Ad Free: Mint makes their money by placing ads throughout the site/app targeted to you. With Personal Capital, there are zero ads. You log in and can see your banking and investing information without having to worry about ads.
Customer Service: With Mint, there is zero customer service. If you have a problem, your best bet is doing an online search and hoping to find an answer. Personal Capital on the other hand does have customer service and they are very good at getting back to you – usually in less than a day. When I had an issue recently, they were very helpful and responsive to me.
Budgeting: Here is one area where Mint is better as they allow you more customization with a budget. With Personal Capital you can budget, but you can’t make it your own as much as you can with Mint.
Investments: Personal Capital outshines Mint hands down here. If Personal Capital only offered the fee analysis and the retirement planner, they still would win hands down.
Security: With their more in-depth security process, Personal Capital is a much safer choice. [Update: Mint now has begun using two-factor authentication as well.]
In all, I highly recommend signing up for Personal Capital. You will learn a lot about your finances and investments and will be able to take actionable steps to put yourself in a better financial situation. You may even realize you need to find a new, low cost broker. All of this will lead to better financial health and the increased likelihood of you reaching your goals.
For me personally, I log into my account daily. I love playing with the graphs and charts. But again, I’m a finance nerd. My wife, who is the complete opposite of a finance nerd, also loves Personal Capital.
The way they lay things out and explain investing has helped her get more excited about investing and seeing the potential of our financial futures has fueled her to save more money (not that she wasn’t an amazing saver in the first place!).
She especially loves the retirement planning tool. It helps turn an abstract idea like retirement into an actual goal to strive for. And she loves seeing us make progress towards reaching it. She just looks at that summary and sees if we are on track or not.
As I mentioned above, Personal Capital is 100% free to use and when you do, you are under no obligation to have them manage your money. I’ve been using the free analysis for 3 years now and manage our investments myself. I’m sure that if you try it out, you will be hooked too.
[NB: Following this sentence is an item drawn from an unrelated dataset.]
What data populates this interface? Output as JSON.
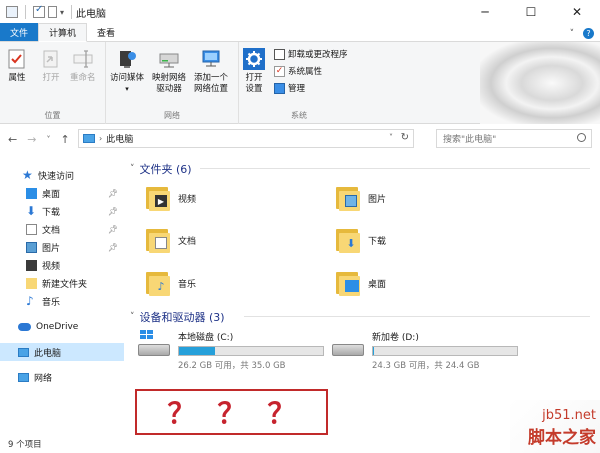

If you would like to sign up for Personal Capital, click on this link to open your free account.
[Photo Credit: Pexels]